Everything gets recycled. A banshee cries like a cat in heat. There is nothing you can do about the Banshee. The Banshee will come when it comes. There is no use waiting. It is better to admit the Banshee exists and then forget about it. You could send out all the NOT Banshee energy you want. The Banshee will still come. The Banshee can steal some of your life force. Sometimes for a long time. Sometimes a short time. Sometimes forever. If it is forever you are called the walking dead.

 

After the divorce and the death of his first born biological, my step father got a tummy tuck in Mexico and a motorcycle. Left the Mormons. Drove to South Dakota, in the middle of winter, with his ancient ancestors, to protest the Dakota pipeline. Now off the grid, stealing eggs from the farmer, in Utah, mostly high. Sleeping in his car, homeless, odd jobs here and there, he has joined a smaller group, left leaning. They want to change the world. It keeps changing. We can agree, more now, than then.

 

Do you remember when you wanted what you currently have. When time begins to pick up speed, the days grow shorter. I wake up in the morning. I hold my breath. Late afternoon I remember to breathe. To keep the game in motion. Trying to scrape off the layers to find something shiny or rusted underneath. Probably mostly rusty. But there might be some shiny bits too. Try to breathe, again, more easily. When you relax you can lean into it. Painted faces and spooky howling. Primal yelps. The mighty dust balls. It was only temporary. Bouncing back means moving forward. Long long ago, I owned a rubbish bin on wheels and I wheeled it to the curb. I am not too big to fail. Paradise is very fickle.

....
Marcus Slease

is a (mostly) absurdist, surrealist, and fabulist writer from Portadown, N. Ireland. He has worked many jobs in many places and comes from a working class background. Some jobs include: construction worker, fast food worker, dishwasher, cleaner, a telemarketer for Burpee Seeds and accidental death insurance, a warehouse shrink wrapper, door to door salesperson, Chevron gas attendant, and many others. Currently, he works as an adjunct professor of English as a Foreign Language at the College for International Studies and instructor of contemporary American short stories at the American International Institute in Madrid.

Marcus has performed his work at various festivals and events, such as The Carrboro Poetry Festival in North Carolina, Soundeye in Cork, Ireland, The Prague Microfestival in Prague, The Arnolfini Gallery in Bristol, U.K. and The Parasol Unit, The British Library, The Southbank Centre, Free Word Centre, The Rich Mix, The Horse Hospital and Hardy Tree Gallery in London, U.K.
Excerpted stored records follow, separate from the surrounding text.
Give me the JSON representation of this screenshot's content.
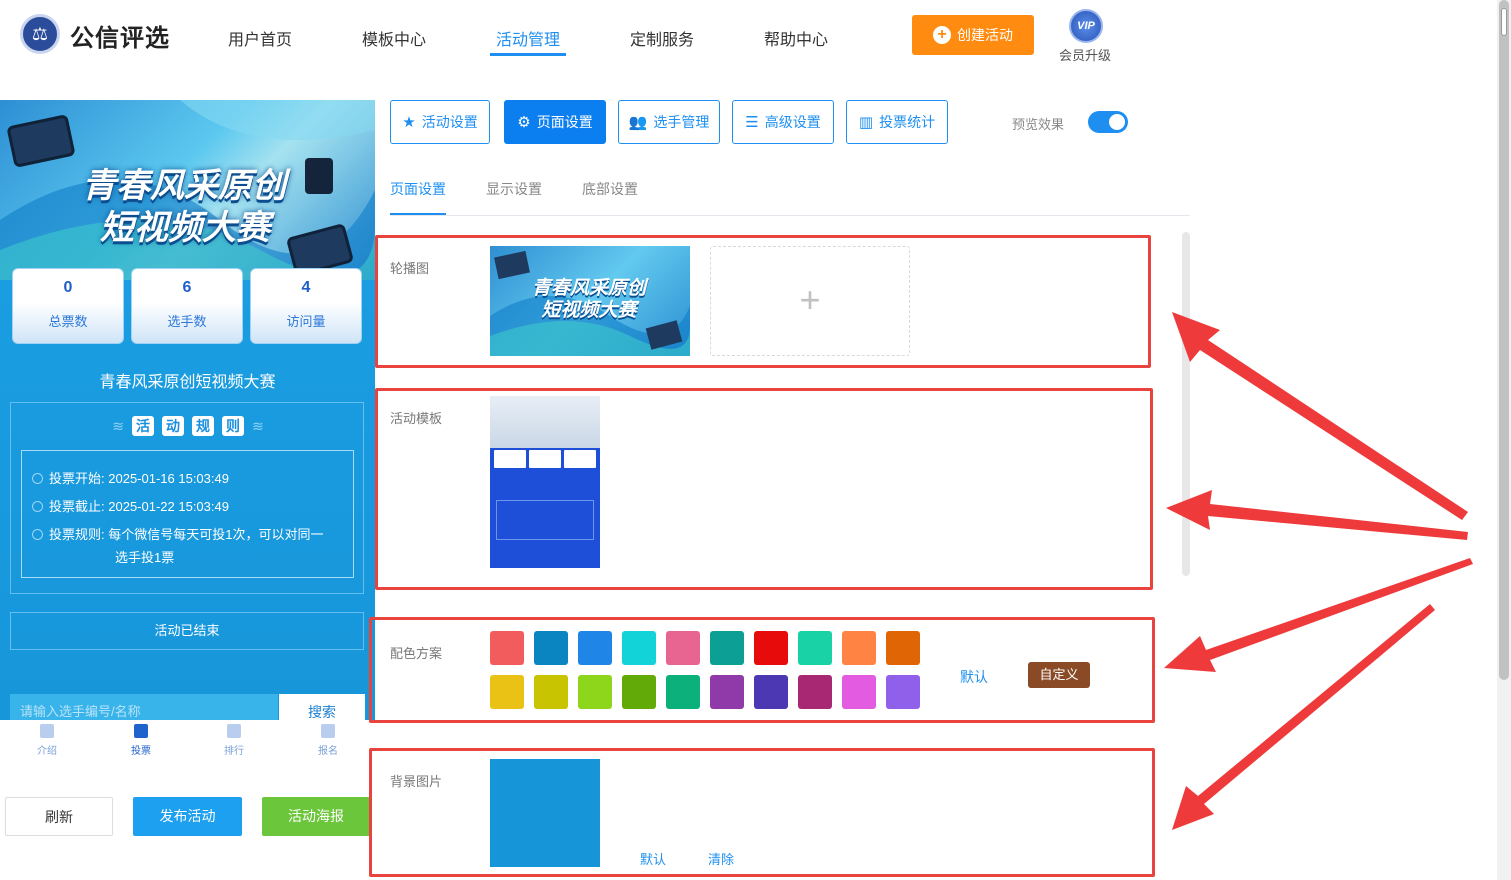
{
  "header": {
    "logo_text": "公信评选",
    "nav": [
      "用户首页",
      "模板中心",
      "活动管理",
      "定制服务",
      "帮助中心"
    ],
    "active_nav": "活动管理",
    "create_label": "创建活动",
    "vip_badge": "VIP",
    "vip_label": "会员升级"
  },
  "preview": {
    "banner_line1": "青春风采原创",
    "banner_line2": "短视频大赛",
    "stats": [
      {
        "value": "0",
        "label": "总票数"
      },
      {
        "value": "6",
        "label": "选手数"
      },
      {
        "value": "4",
        "label": "访问量"
      }
    ],
    "activity_title": "青春风采原创短视频大赛",
    "rules_heading": [
      "活",
      "动",
      "规",
      "则"
    ],
    "rules": {
      "start_label": "投票开始:",
      "start_value": "2025-01-16 15:03:49",
      "end_label": "投票截止:",
      "end_value": "2025-01-22 15:03:49",
      "rule_label": "投票规则:",
      "rule_value_line1": "每个微信号每天可投1次，可以对同一",
      "rule_value_line2": "选手投1票"
    },
    "status": "活动已结束",
    "search_placeholder": "请输入选手编号/名称",
    "search_button": "搜索",
    "tabbar": [
      "介绍",
      "投票",
      "排行",
      "报名"
    ],
    "active_tab": "投票",
    "buttons": {
      "refresh": "刷新",
      "publish": "发布活动",
      "poster": "活动海报"
    }
  },
  "settings": {
    "top_buttons": [
      "活动设置",
      "页面设置",
      "选手管理",
      "高级设置",
      "投票统计"
    ],
    "active_top_button": "页面设置",
    "preview_toggle_label": "预览效果",
    "preview_toggle_on": true,
    "sub_tabs": [
      "页面设置",
      "显示设置",
      "底部设置"
    ],
    "active_sub_tab": "页面设置",
    "carousel_label": "轮播图",
    "carousel_image_line1": "青春风采原创",
    "carousel_image_line2": "短视频大赛",
    "add_icon": "+",
    "template_label": "活动模板",
    "color_label": "配色方案",
    "colors_row1": [
      "#f25c5c",
      "#0a85c2",
      "#1f86e8",
      "#12d3d8",
      "#e86591",
      "#0c9f96",
      "#e80b0b",
      "#19d3a6",
      "#ff8444",
      "#e06505"
    ],
    "colors_row2": [
      "#eac215",
      "#c9c402",
      "#8ed61c",
      "#62aa08",
      "#0cb07a",
      "#8f3aa8",
      "#4b38b2",
      "#a82873",
      "#e25be0",
      "#9160ea"
    ],
    "color_default": "默认",
    "color_custom": "自定义",
    "bg_label": "背景图片",
    "bg_color": "#1696d8",
    "bg_default": "默认",
    "bg_clear": "清除"
  }
}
His writing has been nominated for a Pushcart Prize, featured in Best British Poetry 2015, translated into Polish and Danish, and has appeared in many literary journals and anthologies in the U.K., Ireland, U.S., Norway, and Poland, including: Tin House, Fence, and Poetry. He has made his home in such places as Turkey, Poland, Italy, South Korea, the United States, and the United Kingdom – experiences that inform his art and writing.

He is the author of ten books. Most recently The Spirit of the Bathtub, Play Yr Kardz Right, Rides, and Mu(Dream) So (Window). His album, Never Mind the Beasts, in collaboration with UK musician Stephen Emmerson, is available on Bandcamp. His newest book, The Green Monk, is forthcoming from Boiler House Press in November 2018.

Currently, he lives in Madrid, Spain and is working on his first novel,The Autobiography of Don Whiskers. Find out more at: https://marcusslease.weebly.com/